YOUR ASSIGNMENT ▸
Copy out all lines of the records in which the word "this" appears.

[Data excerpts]
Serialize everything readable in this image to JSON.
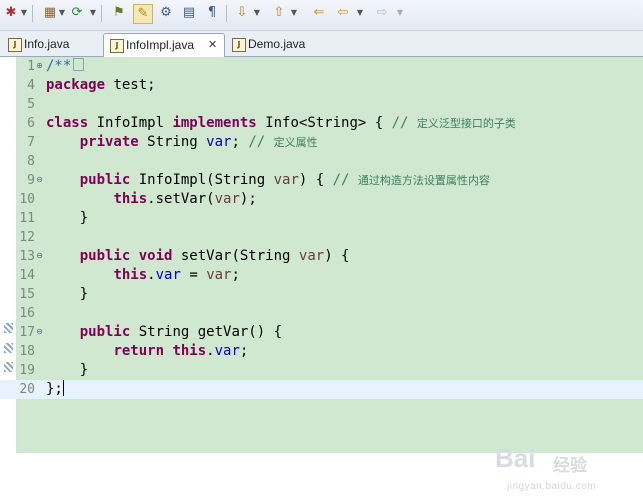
{
  "toolbar": {
    "buttons": [
      {
        "name": "debug-icon",
        "glyph": "✱"
      },
      {
        "name": "run-icon",
        "glyph": "▶"
      },
      {
        "name": "new-package-icon",
        "glyph": "▦"
      },
      {
        "name": "refresh-icon",
        "glyph": "⟳"
      },
      {
        "name": "open-type-icon",
        "glyph": "⚑"
      },
      {
        "name": "highlight-icon",
        "glyph": "✎"
      },
      {
        "name": "mark-occurrences-icon",
        "glyph": "⚙"
      },
      {
        "name": "toggle-block-icon",
        "glyph": "▤"
      },
      {
        "name": "show-whitespace-icon",
        "glyph": "¶"
      },
      {
        "name": "next-annotation-icon",
        "glyph": "⇩"
      },
      {
        "name": "previous-annotation-icon",
        "glyph": "⇧"
      },
      {
        "name": "last-edit-icon",
        "glyph": "⇐"
      },
      {
        "name": "back-icon",
        "glyph": "⇦"
      },
      {
        "name": "forward-icon",
        "glyph": "⇨"
      }
    ]
  },
  "tabs": [
    {
      "label": "Info.java",
      "active": false
    },
    {
      "label": "InfoImpl.java",
      "active": true,
      "close": "✕"
    },
    {
      "label": "Demo.java",
      "active": false
    }
  ],
  "editor": {
    "lines": [
      {
        "num": "1",
        "fold": "⊕"
      },
      {
        "num": "4"
      },
      {
        "num": "5"
      },
      {
        "num": "6"
      },
      {
        "num": "7"
      },
      {
        "num": "8"
      },
      {
        "num": "9",
        "fold": "⊖"
      },
      {
        "num": "10"
      },
      {
        "num": "11"
      },
      {
        "num": "12"
      },
      {
        "num": "13",
        "fold": "⊖"
      },
      {
        "num": "14"
      },
      {
        "num": "15"
      },
      {
        "num": "16"
      },
      {
        "num": "17",
        "fold": "⊖"
      },
      {
        "num": "18"
      },
      {
        "num": "19"
      },
      {
        "num": "20"
      }
    ],
    "tokens": {
      "l1": "/**",
      "l4_kw": "package",
      "l4_rest": " test;",
      "l6_kw1": "class",
      "l6_mid": " InfoImpl ",
      "l6_kw2": "implements",
      "l6_rest": " Info<String> { ",
      "l6_cm": "// ",
      "l6_cmz": "定义泛型接口的子类",
      "l7_indent": "    ",
      "l7_kw": "private",
      "l7_mid": " String ",
      "l7_fld": "var",
      "l7_rest": "; ",
      "l7_cm": "// ",
      "l7_cmz": "定义属性",
      "l9_indent": "    ",
      "l9_kw": "public",
      "l9_mid": " InfoImpl(String ",
      "l9_var": "var",
      "l9_rest": ") { ",
      "l9_cm": "// ",
      "l9_cmz": "通过构造方法设置属性内容",
      "l10_indent": "        ",
      "l10_kw": "this",
      "l10_mid": ".setVar(",
      "l10_var": "var",
      "l10_rest": ");",
      "l11": "    }",
      "l13_indent": "    ",
      "l13_kw1": "public",
      "l13_sp": " ",
      "l13_kw2": "void",
      "l13_mid": " setVar(String ",
      "l13_var": "var",
      "l13_rest": ") {",
      "l14_indent": "        ",
      "l14_kw": "this",
      "l14_dot": ".",
      "l14_fld": "var",
      "l14_eq": " = ",
      "l14_var": "var",
      "l14_end": ";",
      "l15": "    }",
      "l17_indent": "    ",
      "l17_kw": "public",
      "l17_rest": " String getVar() {",
      "l18_indent": "        ",
      "l18_kw1": "return",
      "l18_sp": " ",
      "l18_kw2": "this",
      "l18_dot": ".",
      "l18_fld": "var",
      "l18_end": ";",
      "l19": "    }",
      "l20": "};"
    }
  },
  "watermark": {
    "logo": "Bai",
    "logo2": "经验",
    "url": "jingyan.baidu.com"
  }
}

EXERCISE OUTPUT ▸
Serialize everything readable in this image to JSON.
      "l10_kw": "this",
      "l14_kw": "this",
      "l18_kw2": "this",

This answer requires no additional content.